There, we continued to experience the weird feeling of being farangs, but again, everyone was so friendly about it! We stayed in Liz's house which, despite the bucket shower (yes, you pour the bucket over yourself a few times, and that's it) and the squat toilet is pretty and cute.
We visited the rice paddies, corn fields, and teak forests, visited many of her neighbors and were constantly being given food and smiles and compliments. I had my first Pad Thai which I am now ADDICTED to, got called a doll more than once, and met the students I will be helping out with in a few weeks!
THEY ARE SO CUTE. I CAN'T WAIT.
We also met one of Liz's co-teachers--the Peace Corps policy is to have the volunteers help out another teacher, as that is more sustainable than them just coming in, teaching, and leaving. Her co-teacher, Ba Pat, is this adorable little lady who gave us our first experience with "Thai-napping." Thai-napping is when you hop in a car or bus or whatnot and end up going a million more places than bargained for.
For example, Ba Pat kindly agreed to take us into Phrae to shop (which, being obsessed with all things Thai, we could hardly refuse). Before that though, we ended up sightseeing at this nearby cave which has recently been remodeled to look sort of like a discotheque.
The cave was beautiful, but it was quite interesting to see all the work that had been done--very different from the US, where all the caves I've been to have been about leaving-no-trace, not filling it with neon lights to attract tourists.
The end of the cave also had a lovely shrine to Buddha, just like most of the country, so we paid our respects and played a fortune-telling game included in the shrine.
My fortune was...terrible. Ba Pat, amusedly, told me I should just put that one back and forget it. Thankfully, it doesn't seem to be true, because my life certainly does NOT suck!
Courtney, of course, got a lovely fortune, just like she got the lovely Thai nickname, and gets the lovely pictures taken of her...and no, I'm not bitter at all :). It's kind of funny how, when Thais learn her name, they say, "awww..." (her name is Fondow, which means falling star) and when they hear mine, they laugh. Mine, on the other hand, is pomegranate, or Macgaw (I can barely pronounce it, much less spell it!!).
I do like pomegranates, and they're especially delicious here, and it's better than my first two nicknames, which were Bendy (guess where that came from) and Kanom, which means snack. I also like that Macgaw is in the northern dialect of Thai...taptim is pomegranate in Central Thai, fyi...and for some reasons it sends people into hysterics when they hear Macgaw. Maybe that's just my face, though. :) So far, I have been called beautiful many times, which I'm told is mostly because I'm white, but hey, I ain't gonna fight that. I also have been told I look like a doll (can't decide if that's a good thing), that I'm fat (don't worry, I don't take it to heart--they are TINY here) and also that my nose should be used as a model for plastic surgeons.
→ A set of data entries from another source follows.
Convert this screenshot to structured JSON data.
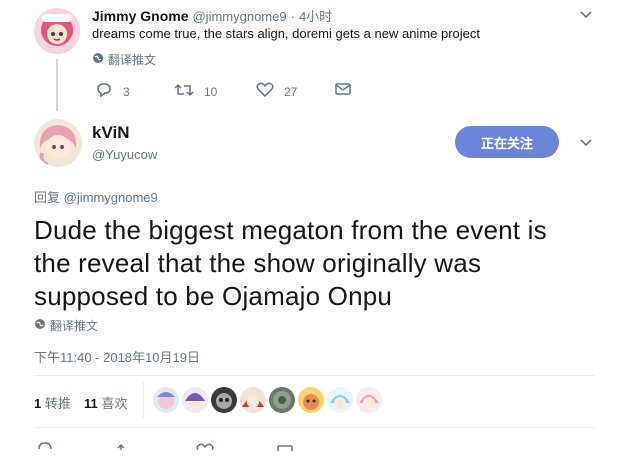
{
  "parent_tweet": {
    "name": "Jimmy Gnome",
    "handle": "@jimmygnome9",
    "separator": "·",
    "time": "4小时",
    "text": "dreams come true, the stars align, doremi gets a new anime project",
    "translate_label": "翻译推文",
    "replies": "3",
    "retweets": "10",
    "likes": "27"
  },
  "main_tweet": {
    "name": "kViN",
    "handle": "@Yuyucow",
    "follow_label": "正在关注",
    "reply_prefix": "回复",
    "reply_to": "@jimmygnome9",
    "text_line1": "Dude the biggest megaton from the event is",
    "text_line2": "the reveal that the show originally was",
    "text_line3": "supposed to be Ojamajo Onpu",
    "translate_label": "翻译推文",
    "timestamp": "下午11:40 - 2018年10月19日",
    "retweet_count": "1",
    "retweet_label": "转推",
    "like_count": "11",
    "like_label": "喜欢"
  },
  "colors": {
    "accent": "#6d85d8",
    "muted": "#657786",
    "text": "#14171a"
  },
  "likers": [
    "liker-avatar-1",
    "liker-avatar-2",
    "liker-avatar-3",
    "liker-avatar-4",
    "liker-avatar-5",
    "liker-avatar-6",
    "liker-avatar-7",
    "liker-avatar-8"
  ]
}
Suffice to say, I LOVE the Thai people!
Anywho, after the cave, we went a little crazy shopping and eating Pad Thai with Ba Pat and her sister. It was quite the day!!!
Whew, I made it through the first two weeks. Now, Court and I are doing a wee bit of traveling on our own, renewing our visa in Laos, so we can stay in the country longer and volunteer in Liz's school and see Loi Krathong, the lantern festival!
I hope you at least smiled if you have made it this far, cause I sure am!!! :) More to come, if you have the stamina to continue!
p.s. You can find my cousin Courtney's accounts of our travels here!